For many patients, deciding to have surgery following an injury can be incredibly difficult. The thought of surgery can be daunting, yet ensuring the best outcome for their injury is also important. Here we take the time to weigh up a few of the factors that might influence this decision.
Sometimes the decision can be simple. In the case of severe injuries, surgery is often universally acknowledged by all parties to be necessary for successful healing. Similarly, minor injuries can usually be treated successfully with physiotherapy quickly and without complication.
At other times, the decision can be more difficult, particularly when treatment with physiotherapy is not guaranteed to work. Surgery can seem like the fastest and most certain solution. Some people, including sports stars, elect for surgery as the quickest route back to competition even though the injury could be managed very well with physiotherapy over a longer time frame.

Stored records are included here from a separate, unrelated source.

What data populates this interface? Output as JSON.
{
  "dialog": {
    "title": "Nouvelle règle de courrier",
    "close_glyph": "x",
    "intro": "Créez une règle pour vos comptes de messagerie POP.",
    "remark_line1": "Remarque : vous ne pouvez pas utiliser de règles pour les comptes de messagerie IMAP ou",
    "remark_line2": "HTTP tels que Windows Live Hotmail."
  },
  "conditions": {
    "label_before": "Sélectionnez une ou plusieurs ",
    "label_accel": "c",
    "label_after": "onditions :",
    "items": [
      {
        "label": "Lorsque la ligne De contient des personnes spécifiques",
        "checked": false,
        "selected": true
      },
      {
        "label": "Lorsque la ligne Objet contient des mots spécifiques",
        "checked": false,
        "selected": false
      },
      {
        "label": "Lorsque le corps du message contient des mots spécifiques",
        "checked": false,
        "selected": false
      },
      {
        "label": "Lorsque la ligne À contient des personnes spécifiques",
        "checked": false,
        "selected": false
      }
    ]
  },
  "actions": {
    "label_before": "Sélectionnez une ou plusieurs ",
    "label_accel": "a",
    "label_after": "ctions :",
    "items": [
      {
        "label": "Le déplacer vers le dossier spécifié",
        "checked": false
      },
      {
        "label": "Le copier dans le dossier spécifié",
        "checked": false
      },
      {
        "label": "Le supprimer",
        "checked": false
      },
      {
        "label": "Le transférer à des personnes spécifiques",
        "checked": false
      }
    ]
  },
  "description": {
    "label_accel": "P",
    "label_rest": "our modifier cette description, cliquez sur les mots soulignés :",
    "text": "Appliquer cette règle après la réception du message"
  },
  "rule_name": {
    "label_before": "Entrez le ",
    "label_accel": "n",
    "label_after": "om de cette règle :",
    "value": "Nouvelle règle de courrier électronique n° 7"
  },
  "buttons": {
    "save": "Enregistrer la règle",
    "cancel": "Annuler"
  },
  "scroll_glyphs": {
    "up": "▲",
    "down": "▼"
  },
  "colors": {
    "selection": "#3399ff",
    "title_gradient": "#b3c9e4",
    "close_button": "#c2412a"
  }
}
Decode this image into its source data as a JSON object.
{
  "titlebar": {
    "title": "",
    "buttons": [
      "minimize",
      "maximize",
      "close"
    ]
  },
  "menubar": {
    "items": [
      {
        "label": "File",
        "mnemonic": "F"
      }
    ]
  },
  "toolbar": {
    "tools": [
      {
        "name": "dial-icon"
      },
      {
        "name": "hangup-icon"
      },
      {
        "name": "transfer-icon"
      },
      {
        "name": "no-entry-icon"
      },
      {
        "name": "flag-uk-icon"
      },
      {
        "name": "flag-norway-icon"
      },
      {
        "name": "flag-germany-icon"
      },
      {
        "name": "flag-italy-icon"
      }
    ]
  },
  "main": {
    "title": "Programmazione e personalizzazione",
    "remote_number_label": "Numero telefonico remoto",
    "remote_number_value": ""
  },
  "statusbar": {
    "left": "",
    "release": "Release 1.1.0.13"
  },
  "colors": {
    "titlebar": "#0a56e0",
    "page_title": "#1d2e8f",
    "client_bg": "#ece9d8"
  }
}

The level of function you require is also a factor. Those whose work has high physical demands may choose surgical intervention, whereas an office worker with the same injury may not. This is a very personal aspect to the decision and is largely influenced by your individual goals and values.
In some cases, taking six to twelve weeks to trial physiotherapy prior to surgery is the safest course and is frequently recommended by surgeons. This allows the body it’s best chance to heal without invasive interventions.
Also to take into consideration is the fact that many surgical procedures will still require weeks of rehabilitation with a physiotherapist after the operation to ensure complete success. Furthermore, the risks of surgery, though rare, can be serious including infection, scarring and even more serious complications due to undergoing anaesthesia.
Other factors that should be considered before deciding to undergo surgery include:
- Pre-existing health conditions or risk factors like heart problems, Diabetes Mellitus, obesity, etc
- Allergy to medications
- Severity of pain
- Emotional condition
- Social/family resources necessary for the aftercare
- Religious belief